Specifically, the Dodd-Frank Act extends the SEC’s enforcement authority in the aiding and abetting and control person liability areas. The legislation also extends the statute of limitations for securities laws violations and expands the application of the antifraud provisions and the jurisdiction of federal courts in actions brought by the SEC in certain cases. With the new legislation in place, the SEC has several enhanced remedies, including the ability to impose collateral bars and the authority to impose civil penalties in cease-and-desist proceedings against any person found to have violated the securities laws. The incentives and protections afforded to securities whistleblowers have been significantly enhanced by, among other changes, permitting the SEC to pay whistleblowers who voluntarily provide original information between 10% and 30% of monetary sanctions exceeding $1 million in cases involving any violation of the securities laws.
Finally, the Dodd-Frank Act contains additional procedural enhancements for SEC enforcement actions, including granting the Commission nationwide subpoena power in connection with civil actions filed in federal courts and requiring the agency to file an enforcement action within 180 days of the Wells notice in certain cases or to notify the affected party of the staff’s intent not to file an action.
The Dodd-Frank Act is described in more detail at pages 38 through 45 of this Outline.
FINRA also experienced senior personnel changes this year, with the departure of the heads of the Member Regulation Sales Practice area and the Department of Enforcement.
Although FINRA has not yet released official statistics for 2010, the number of cases with significant fines appears to have dropped sharply in the first half of 2010 when compared to the first six months of 2009. However, as the Outline went to press, FINRA announced several significant new actions with substantial fines.
As to process, senior Enforcement staff members have indicated that FINRA will continue to use the on-site enforcement investigation technique that it utilized in 2008 and 2009 in connection with certain auction rate securities investigations more frequently in fraud and other high-profile investigations.
FINRA has identified at least 13 priorities in its enforcement program, including Regulation D offerings, fixed income trading and sales, reverse convertibles, and municipal securities transactions.
In June 2010, FINRA completed the previously announced agreement under which it assumed responsibility for performing the market surveillance and enforcement functions previously conducted by NYSE Regulation.

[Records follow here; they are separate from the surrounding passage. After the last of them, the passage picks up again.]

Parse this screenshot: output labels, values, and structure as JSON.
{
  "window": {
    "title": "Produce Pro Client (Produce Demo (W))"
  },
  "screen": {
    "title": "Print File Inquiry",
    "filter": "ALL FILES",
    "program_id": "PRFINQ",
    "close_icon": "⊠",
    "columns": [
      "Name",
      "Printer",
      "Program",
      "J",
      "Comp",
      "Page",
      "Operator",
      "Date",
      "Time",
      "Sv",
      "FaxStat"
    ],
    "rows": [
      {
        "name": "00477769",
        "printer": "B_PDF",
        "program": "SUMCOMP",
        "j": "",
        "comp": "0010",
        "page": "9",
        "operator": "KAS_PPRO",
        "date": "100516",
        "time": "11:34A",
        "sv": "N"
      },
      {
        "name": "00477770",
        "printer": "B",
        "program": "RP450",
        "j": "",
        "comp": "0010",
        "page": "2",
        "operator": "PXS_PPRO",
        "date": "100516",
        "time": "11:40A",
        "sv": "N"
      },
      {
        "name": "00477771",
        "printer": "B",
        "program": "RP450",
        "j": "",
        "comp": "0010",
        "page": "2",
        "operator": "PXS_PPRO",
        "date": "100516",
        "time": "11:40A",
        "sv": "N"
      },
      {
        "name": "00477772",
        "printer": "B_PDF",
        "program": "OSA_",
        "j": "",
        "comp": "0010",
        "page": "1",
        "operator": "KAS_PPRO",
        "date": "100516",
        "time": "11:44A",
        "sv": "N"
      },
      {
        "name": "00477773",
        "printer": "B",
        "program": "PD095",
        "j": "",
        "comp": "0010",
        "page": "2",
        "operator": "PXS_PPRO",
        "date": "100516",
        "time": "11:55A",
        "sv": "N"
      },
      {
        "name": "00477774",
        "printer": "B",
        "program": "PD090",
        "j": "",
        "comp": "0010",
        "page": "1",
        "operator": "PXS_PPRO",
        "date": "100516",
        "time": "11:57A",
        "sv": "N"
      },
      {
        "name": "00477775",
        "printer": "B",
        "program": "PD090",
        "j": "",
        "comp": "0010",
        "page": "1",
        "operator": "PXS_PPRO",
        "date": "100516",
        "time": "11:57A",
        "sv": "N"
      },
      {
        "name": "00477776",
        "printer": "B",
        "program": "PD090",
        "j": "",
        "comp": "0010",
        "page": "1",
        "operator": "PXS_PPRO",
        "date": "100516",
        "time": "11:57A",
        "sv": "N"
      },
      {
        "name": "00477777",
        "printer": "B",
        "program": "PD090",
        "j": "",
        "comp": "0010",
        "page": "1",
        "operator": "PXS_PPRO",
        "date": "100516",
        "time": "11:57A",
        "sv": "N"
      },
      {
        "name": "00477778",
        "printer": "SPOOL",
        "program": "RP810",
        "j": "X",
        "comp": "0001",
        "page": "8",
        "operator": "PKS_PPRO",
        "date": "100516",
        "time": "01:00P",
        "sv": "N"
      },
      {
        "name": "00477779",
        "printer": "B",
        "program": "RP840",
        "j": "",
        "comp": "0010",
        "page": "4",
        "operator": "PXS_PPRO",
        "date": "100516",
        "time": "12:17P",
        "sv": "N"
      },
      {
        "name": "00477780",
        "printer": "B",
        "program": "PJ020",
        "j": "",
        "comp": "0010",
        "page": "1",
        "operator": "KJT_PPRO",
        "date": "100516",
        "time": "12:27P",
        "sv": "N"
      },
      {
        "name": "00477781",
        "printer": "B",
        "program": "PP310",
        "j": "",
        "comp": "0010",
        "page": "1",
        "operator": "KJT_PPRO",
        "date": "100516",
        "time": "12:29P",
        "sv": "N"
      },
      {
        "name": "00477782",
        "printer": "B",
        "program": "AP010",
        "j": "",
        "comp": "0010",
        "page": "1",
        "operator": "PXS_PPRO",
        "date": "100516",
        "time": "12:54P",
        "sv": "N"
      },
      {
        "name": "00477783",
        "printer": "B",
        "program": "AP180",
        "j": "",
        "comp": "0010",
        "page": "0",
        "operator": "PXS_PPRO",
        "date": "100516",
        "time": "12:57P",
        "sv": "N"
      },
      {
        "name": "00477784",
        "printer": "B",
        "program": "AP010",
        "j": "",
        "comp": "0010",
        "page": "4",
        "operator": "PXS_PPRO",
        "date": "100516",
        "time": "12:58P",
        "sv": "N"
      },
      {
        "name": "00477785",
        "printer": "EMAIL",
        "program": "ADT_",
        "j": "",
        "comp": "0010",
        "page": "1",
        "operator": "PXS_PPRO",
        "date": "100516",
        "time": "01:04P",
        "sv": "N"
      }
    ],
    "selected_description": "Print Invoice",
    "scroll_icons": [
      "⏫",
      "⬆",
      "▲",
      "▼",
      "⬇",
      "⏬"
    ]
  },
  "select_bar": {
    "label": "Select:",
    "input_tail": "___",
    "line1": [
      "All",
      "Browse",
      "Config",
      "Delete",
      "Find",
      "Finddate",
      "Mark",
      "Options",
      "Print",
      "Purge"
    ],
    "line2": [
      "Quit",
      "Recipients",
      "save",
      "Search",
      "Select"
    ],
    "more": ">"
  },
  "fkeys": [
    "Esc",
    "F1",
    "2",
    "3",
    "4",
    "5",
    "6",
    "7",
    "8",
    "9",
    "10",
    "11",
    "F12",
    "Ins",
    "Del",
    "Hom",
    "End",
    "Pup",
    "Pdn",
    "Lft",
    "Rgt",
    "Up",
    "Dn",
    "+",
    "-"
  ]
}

Under the agreement, FINRA took over the regulatory functions for the New York Stock Exchange, NYSE Arca, and NYSE Amex.
In the first half of 2010, FINRA brought enforcement actions on various topics, including auction rate securities, the protection of customer confidential information, day trading, mutual fund operations, Regulation SHO, supervision, and unregistered offerings.
These developments and cases are described in more detail at pages 46 through 77 of this Outline.